(Beginning of EXERCISE INPUTS)

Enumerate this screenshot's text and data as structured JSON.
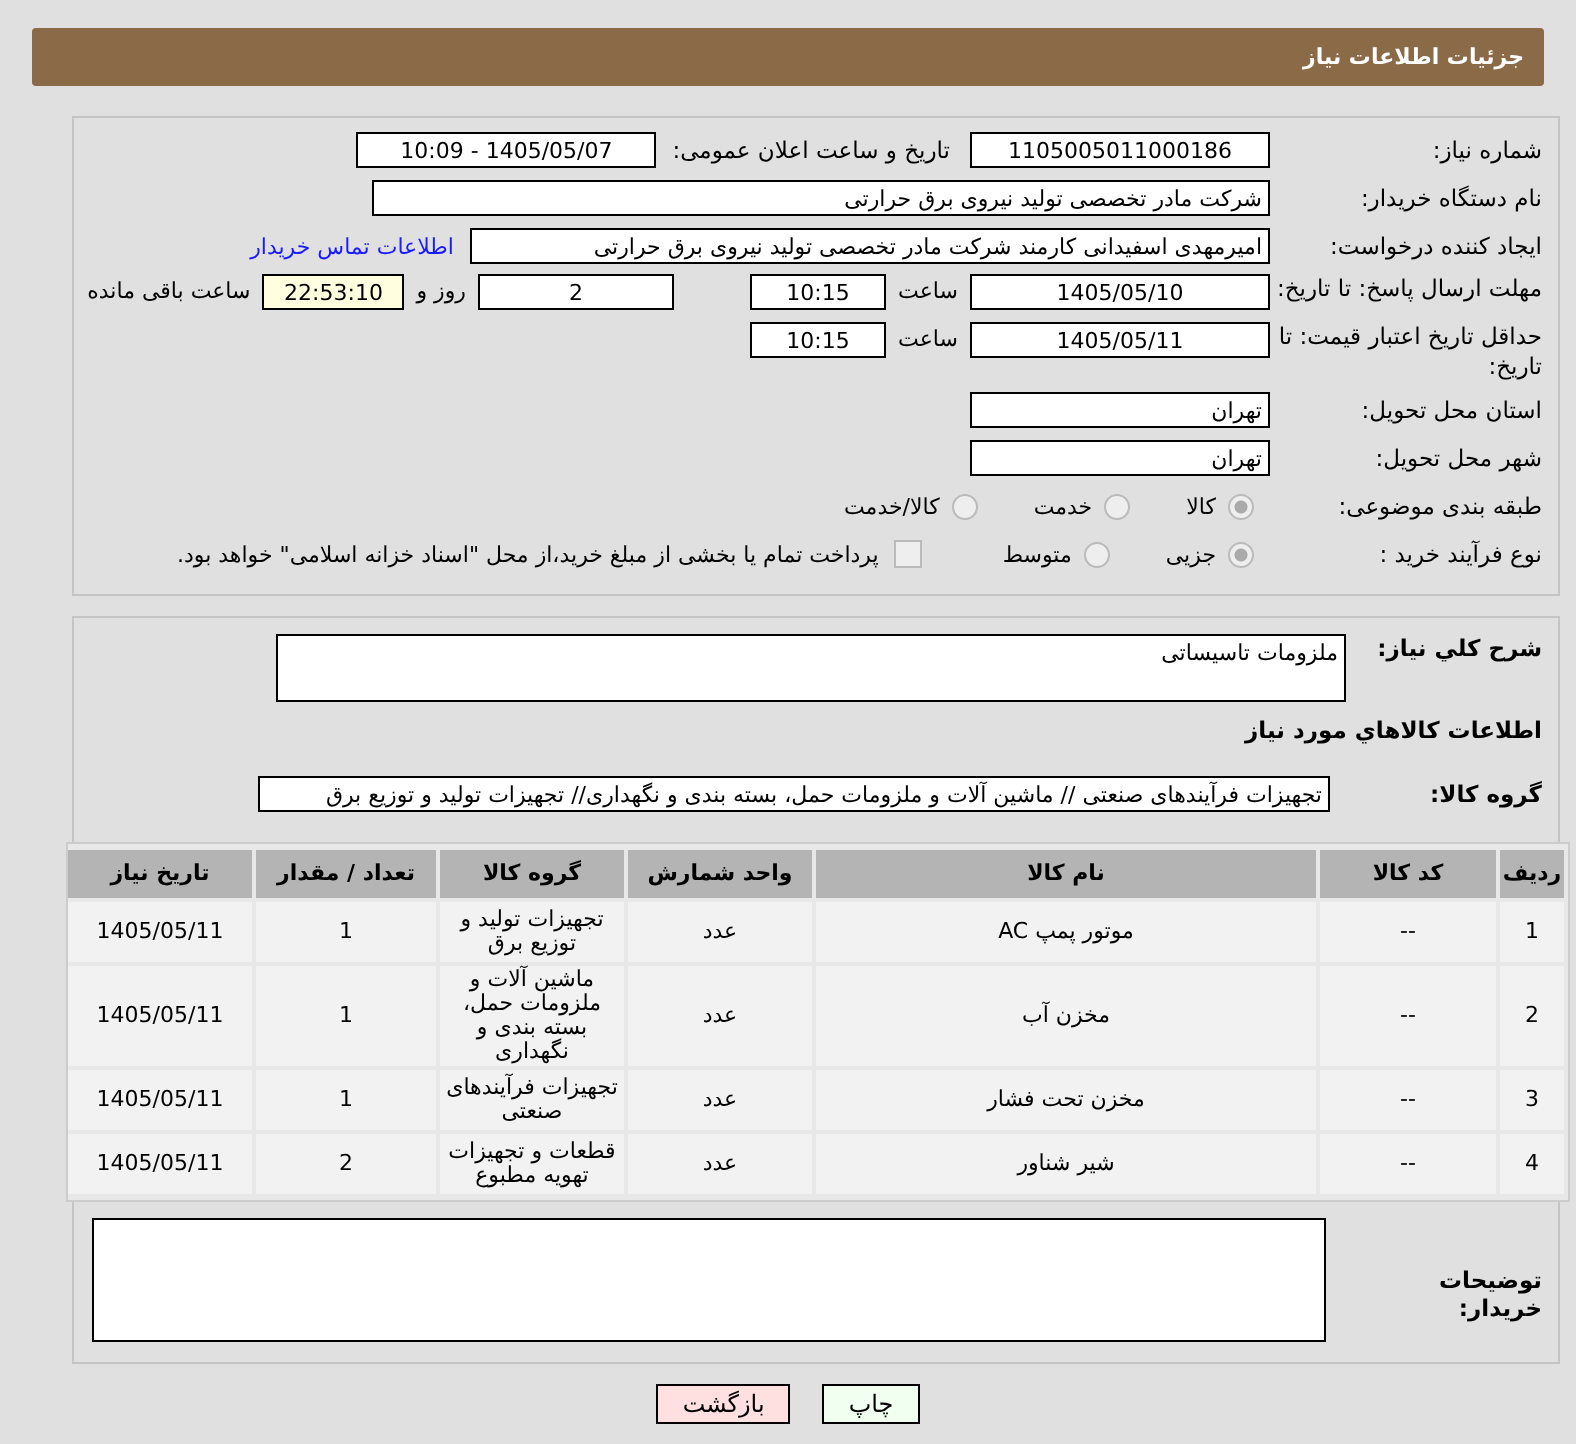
{
  "header": {
    "title": "جزئیات اطلاعات نیاز"
  },
  "need_number": {
    "label": "شماره نیاز:",
    "value": "1105005011000186"
  },
  "announce": {
    "label": "تاریخ و ساعت اعلان عمومی:",
    "value": "1405/05/07 - 10:09"
  },
  "buyer": {
    "label": "نام دستگاه خریدار:",
    "value": "شرکت مادر تخصصی تولید نیروی برق حرارتی"
  },
  "requester": {
    "label": "ایجاد کننده درخواست:",
    "value": "امیرمهدی اسفیدانی کارمند شرکت مادر تخصصی تولید نیروی برق حرارتی",
    "link": "اطلاعات تماس خریدار"
  },
  "deadline": {
    "label": "مهلت ارسال پاسخ: تا تاریخ:",
    "date": "1405/05/10",
    "time_label": "ساعت",
    "time": "10:15",
    "days": "2",
    "days_label": "روز و",
    "remaining": "22:53:10",
    "remaining_label": "ساعت باقی مانده"
  },
  "validity": {
    "label": "حداقل تاریخ اعتبار قیمت: تا تاریخ:",
    "date": "1405/05/11",
    "time_label": "ساعت",
    "time": "10:15"
  },
  "province": {
    "label": "استان محل تحویل:",
    "value": "تهران"
  },
  "city": {
    "label": "شهر محل تحویل:",
    "value": "تهران"
  },
  "category": {
    "label": "طبقه بندی موضوعی:",
    "options": [
      {
        "label": "کالا",
        "selected": true
      },
      {
        "label": "خدمت",
        "selected": false
      },
      {
        "label": "کالا/خدمت",
        "selected": false
      }
    ]
  },
  "process": {
    "label": "نوع فرآیند خرید :",
    "options": [
      {
        "label": "جزیی",
        "selected": true
      },
      {
        "label": "متوسط",
        "selected": false
      }
    ],
    "treasury": {
      "label": "پرداخت تمام یا بخشی از مبلغ خرید،از محل \"اسناد خزانه اسلامی\" خواهد بود.",
      "checked": false
    }
  },
  "description": {
    "label": "شرح کلي نياز:",
    "value": "ملزومات تاسیساتی"
  },
  "goods_title": "اطلاعات کالاهاي مورد نياز",
  "goods_group": {
    "label": "گروه کالا:",
    "value": "تجهیزات فرآیندهای صنعتی // ماشین آلات و ملزومات حمل، بسته بندی و نگهداری// تجهیزات تولید و توزیع برق"
  },
  "table": {
    "columns": [
      "ردیف",
      "کد کالا",
      "نام کالا",
      "واحد شمارش",
      "گروه کالا",
      "تعداد / مقدار",
      "تاریخ نیاز"
    ],
    "rows": [
      [
        "1",
        "--",
        "موتور پمپ AC",
        "عدد",
        "تجهیزات تولید و توزیع برق",
        "1",
        "1405/05/11"
      ],
      [
        "2",
        "--",
        "مخزن آب",
        "عدد",
        "ماشین آلات و ملزومات حمل، بسته بندی و نگهداری",
        "1",
        "1405/05/11"
      ],
      [
        "3",
        "--",
        "مخزن تحت فشار",
        "عدد",
        "تجهیزات فرآیندهای صنعتی",
        "1",
        "1405/05/11"
      ],
      [
        "4",
        "--",
        "شیر شناور",
        "عدد",
        "قطعات و تجهیزات تهویه مطبوع",
        "2",
        "1405/05/11"
      ]
    ]
  },
  "buyer_notes": {
    "label": "توضیحات خریدار:"
  },
  "buttons": [
    {
      "label": "چاپ",
      "kind": "print"
    },
    {
      "label": "بازگشت",
      "kind": "back"
    }
  ]
}
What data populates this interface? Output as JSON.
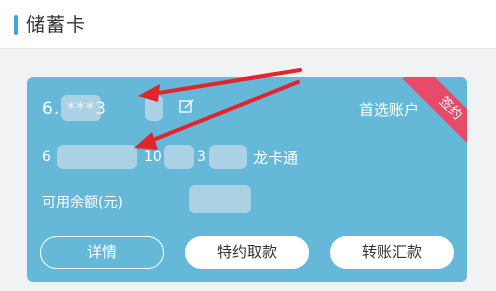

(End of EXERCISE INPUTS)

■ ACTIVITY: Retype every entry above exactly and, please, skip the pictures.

■ ANSWER FOR THE TASK:
Enumerate this screenshot's text and data as structured JSON.
{
  "header": {
    "title": "جزئیات اطلاعات نیاز"
  },
  "need_number": {
    "label": "شماره نیاز:",
    "value": "1105005011000186"
  },
  "announce": {
    "label": "تاریخ و ساعت اعلان عمومی:",
    "value": "1405/05/07 - 10:09"
  },
  "buyer": {
    "label": "نام دستگاه خریدار:",
    "value": "شرکت مادر تخصصی تولید نیروی برق حرارتی"
  },
  "requester": {
    "label": "ایجاد کننده درخواست:",
    "value": "امیرمهدی اسفیدانی کارمند شرکت مادر تخصصی تولید نیروی برق حرارتی",
    "link": "اطلاعات تماس خریدار"
  },
  "deadline": {
    "label": "مهلت ارسال پاسخ: تا تاریخ:",
    "date": "1405/05/10",
    "time_label": "ساعت",
    "time": "10:15",
    "days": "2",
    "days_label": "روز و",
    "remaining": "22:53:10",
    "remaining_label": "ساعت باقی مانده"
  },
  "validity": {
    "label": "حداقل تاریخ اعتبار قیمت: تا تاریخ:",
    "date": "1405/05/11",
    "time_label": "ساعت",
    "time": "10:15"
  },
  "province": {
    "label": "استان محل تحویل:",
    "value": "تهران"
  },
  "city": {
    "label": "شهر محل تحویل:",
    "value": "تهران"
  },
  "category": {
    "label": "طبقه بندی موضوعی:",
    "options": [
      {
        "label": "کالا",
        "selected": true
      },
      {
        "label": "خدمت",
        "selected": false
      },
      {
        "label": "کالا/خدمت",
        "selected": false
      }
    ]
  },
  "process": {
    "label": "نوع فرآیند خرید :",
    "options": [
      {
        "label": "جزیی",
        "selected": true
      },
      {
        "label": "متوسط",
        "selected": false
      }
    ],
    "treasury": {
      "label": "پرداخت تمام یا بخشی از مبلغ خرید،از محل \"اسناد خزانه اسلامی\" خواهد بود.",
      "checked": false
    }
  },
  "description": {
    "label": "شرح کلي نياز:",
    "value": "ملزومات تاسیساتی"
  },
  "goods_title": "اطلاعات کالاهاي مورد نياز",
  "goods_group": {
    "label": "گروه کالا:",
    "value": "تجهیزات فرآیندهای صنعتی // ماشین آلات و ملزومات حمل، بسته بندی و نگهداری// تجهیزات تولید و توزیع برق"
  },
  "table": {
    "columns": [
      "ردیف",
      "کد کالا",
      "نام کالا",
      "واحد شمارش",
      "گروه کالا",
      "تعداد / مقدار",
      "تاریخ نیاز"
    ],
    "rows": [
      [
        "1",
        "--",
        "موتور پمپ AC",
        "عدد",
        "تجهیزات تولید و توزیع برق",
        "1",
        "1405/05/11"
      ],
      [
        "2",
        "--",
        "مخزن آب",
        "عدد",
        "ماشین آلات و ملزومات حمل، بسته بندی و نگهداری",
        "1",
        "1405/05/11"
      ],
      [
        "3",
        "--",
        "مخزن تحت فشار",
        "عدد",
        "تجهیزات فرآیندهای صنعتی",
        "1",
        "1405/05/11"
      ],
      [
        "4",
        "--",
        "شیر شناور",
        "عدد",
        "قطعات و تجهیزات تهویه مطبوع",
        "2",
        "1405/05/11"
      ]
    ]
  },
  "buyer_notes": {
    "label": "توضیحات خریدار:"
  },
  "buttons": [
    {
      "label": "چاپ",
      "kind": "print"
    },
    {
      "label": "بازگشت",
      "kind": "back"
    }
  ]
}
What data populates this interface? Output as JSON.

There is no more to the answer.